YOUR TASK => Return all of the entries word for word, but omit the pictures they contain.

SOURCE MATERIAL Start Marker

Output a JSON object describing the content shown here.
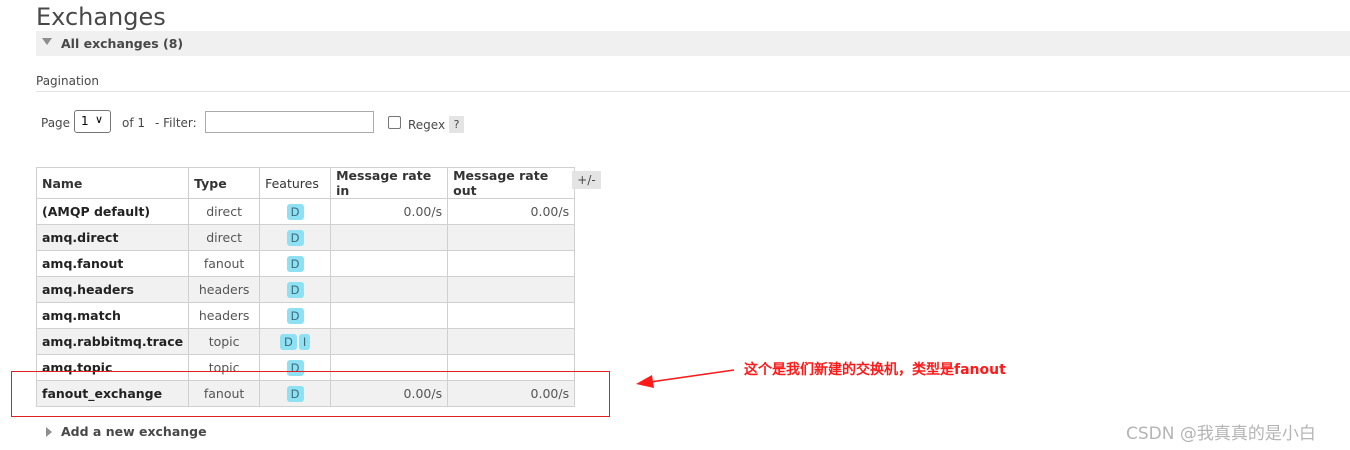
{
  "header": {
    "title": "Exchanges"
  },
  "section": {
    "label": "All exchanges (8)"
  },
  "pagination": {
    "title": "Pagination",
    "page_label": "Page",
    "page_value": "1",
    "of_label": "of 1",
    "filter_label": "- Filter:",
    "filter_value": "",
    "regex_label": "Regex",
    "help_label": "?"
  },
  "table": {
    "headers": [
      "Name",
      "Type",
      "Features",
      "Message rate in",
      "Message rate out"
    ],
    "columns_toggle": "+/-",
    "rows": [
      {
        "name": "(AMQP default)",
        "type": "direct",
        "features": [
          "D"
        ],
        "rate_in": "0.00/s",
        "rate_out": "0.00/s"
      },
      {
        "name": "amq.direct",
        "type": "direct",
        "features": [
          "D"
        ],
        "rate_in": "",
        "rate_out": ""
      },
      {
        "name": "amq.fanout",
        "type": "fanout",
        "features": [
          "D"
        ],
        "rate_in": "",
        "rate_out": ""
      },
      {
        "name": "amq.headers",
        "type": "headers",
        "features": [
          "D"
        ],
        "rate_in": "",
        "rate_out": ""
      },
      {
        "name": "amq.match",
        "type": "headers",
        "features": [
          "D"
        ],
        "rate_in": "",
        "rate_out": ""
      },
      {
        "name": "amq.rabbitmq.trace",
        "type": "topic",
        "features": [
          "D",
          "I"
        ],
        "rate_in": "",
        "rate_out": ""
      },
      {
        "name": "amq.topic",
        "type": "topic",
        "features": [
          "D"
        ],
        "rate_in": "",
        "rate_out": ""
      },
      {
        "name": "fanout_exchange",
        "type": "fanout",
        "features": [
          "D"
        ],
        "rate_in": "0.00/s",
        "rate_out": "0.00/s"
      }
    ]
  },
  "annotation": {
    "text": "这个是我们新建的交换机，类型是fanout",
    "color": "#ff1a1a"
  },
  "add_section": {
    "label": "Add a new exchange"
  },
  "watermark": {
    "text": "CSDN @我真真的是小白"
  },
  "colors": {
    "badge": "#8ee1f3",
    "row_alt": "#f1f1f1",
    "section_bar": "#f0f0f0"
  }
}
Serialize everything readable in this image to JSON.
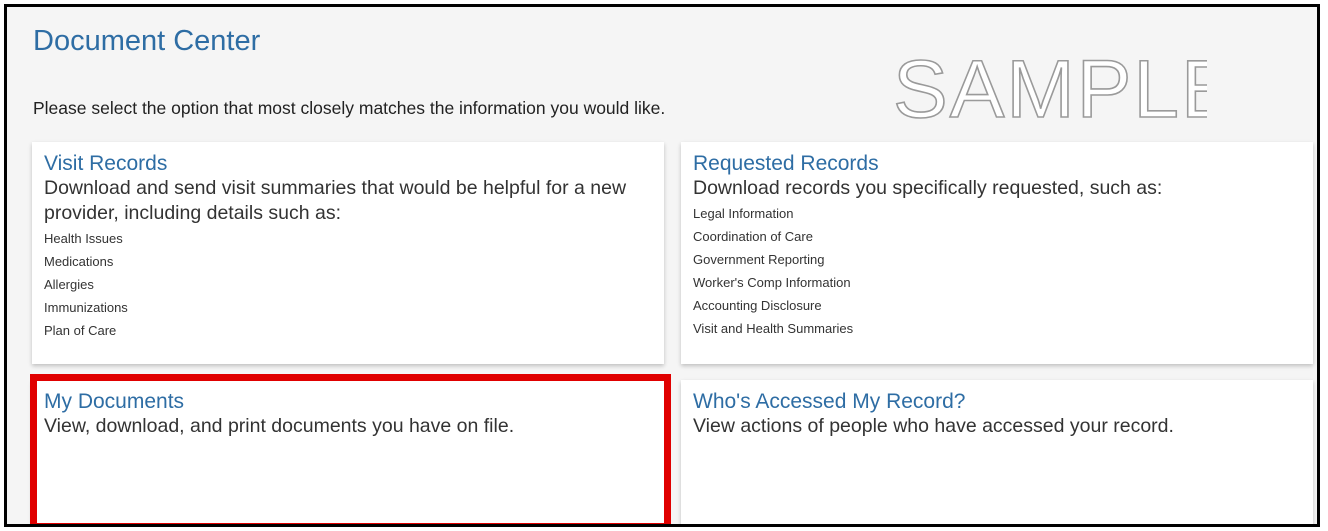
{
  "page": {
    "title": "Document Center",
    "instructions": "Please select the option that most closely matches the information you would like.",
    "watermark": "SAMPLE"
  },
  "cards": {
    "visit_records": {
      "title": "Visit Records",
      "description": "Download and send visit summaries that would be helpful for a new provider, including details such as:",
      "items": [
        "Health Issues",
        "Medications",
        "Allergies",
        "Immunizations",
        "Plan of Care"
      ]
    },
    "requested_records": {
      "title": "Requested Records",
      "description": "Download records you specifically requested, such as:",
      "items": [
        "Legal Information",
        "Coordination of Care",
        "Government Reporting",
        "Worker's Comp Information",
        "Accounting Disclosure",
        "Visit and Health Summaries"
      ]
    },
    "my_documents": {
      "title": "My Documents",
      "description": "View, download, and print documents you have on file."
    },
    "whos_accessed": {
      "title": "Who's Accessed My Record?",
      "description": "View actions of people who have accessed your record."
    }
  },
  "colors": {
    "link_blue": "#2e6da4",
    "highlight_red": "#e00000",
    "background": "#f5f5f5"
  }
}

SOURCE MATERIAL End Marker

EXERCISE RESPONSE =>
Output a JSON object describing the content shown here.
{
  "header": {
    "title": "Exchanges"
  },
  "section": {
    "label": "All exchanges (8)"
  },
  "pagination": {
    "title": "Pagination",
    "page_label": "Page",
    "page_value": "1",
    "of_label": "of 1",
    "filter_label": "- Filter:",
    "filter_value": "",
    "regex_label": "Regex",
    "help_label": "?"
  },
  "table": {
    "headers": [
      "Name",
      "Type",
      "Features",
      "Message rate in",
      "Message rate out"
    ],
    "columns_toggle": "+/-",
    "rows": [
      {
        "name": "(AMQP default)",
        "type": "direct",
        "features": [
          "D"
        ],
        "rate_in": "0.00/s",
        "rate_out": "0.00/s"
      },
      {
        "name": "amq.direct",
        "type": "direct",
        "features": [
          "D"
        ],
        "rate_in": "",
        "rate_out": ""
      },
      {
        "name": "amq.fanout",
        "type": "fanout",
        "features": [
          "D"
        ],
        "rate_in": "",
        "rate_out": ""
      },
      {
        "name": "amq.headers",
        "type": "headers",
        "features": [
          "D"
        ],
        "rate_in": "",
        "rate_out": ""
      },
      {
        "name": "amq.match",
        "type": "headers",
        "features": [
          "D"
        ],
        "rate_in": "",
        "rate_out": ""
      },
      {
        "name": "amq.rabbitmq.trace",
        "type": "topic",
        "features": [
          "D",
          "I"
        ],
        "rate_in": "",
        "rate_out": ""
      },
      {
        "name": "amq.topic",
        "type": "topic",
        "features": [
          "D"
        ],
        "rate_in": "",
        "rate_out": ""
      },
      {
        "name": "fanout_exchange",
        "type": "fanout",
        "features": [
          "D"
        ],
        "rate_in": "0.00/s",
        "rate_out": "0.00/s"
      }
    ]
  },
  "annotation": {
    "text": "这个是我们新建的交换机，类型是fanout",
    "color": "#ff1a1a"
  },
  "add_section": {
    "label": "Add a new exchange"
  },
  "watermark": {
    "text": "CSDN @我真真的是小白"
  },
  "colors": {
    "badge": "#8ee1f3",
    "row_alt": "#f1f1f1",
    "section_bar": "#f0f0f0"
  }
}
Serialize everything readable in this image to JSON.
{
  "page": {
    "title": "Document Center",
    "instructions": "Please select the option that most closely matches the information you would like.",
    "watermark": "SAMPLE"
  },
  "cards": {
    "visit_records": {
      "title": "Visit Records",
      "description": "Download and send visit summaries that would be helpful for a new provider, including details such as:",
      "items": [
        "Health Issues",
        "Medications",
        "Allergies",
        "Immunizations",
        "Plan of Care"
      ]
    },
    "requested_records": {
      "title": "Requested Records",
      "description": "Download records you specifically requested, such as:",
      "items": [
        "Legal Information",
        "Coordination of Care",
        "Government Reporting",
        "Worker's Comp Information",
        "Accounting Disclosure",
        "Visit and Health Summaries"
      ]
    },
    "my_documents": {
      "title": "My Documents",
      "description": "View, download, and print documents you have on file."
    },
    "whos_accessed": {
      "title": "Who's Accessed My Record?",
      "description": "View actions of people who have accessed your record."
    }
  },
  "colors": {
    "link_blue": "#2e6da4",
    "highlight_red": "#e00000",
    "background": "#f5f5f5"
  }
}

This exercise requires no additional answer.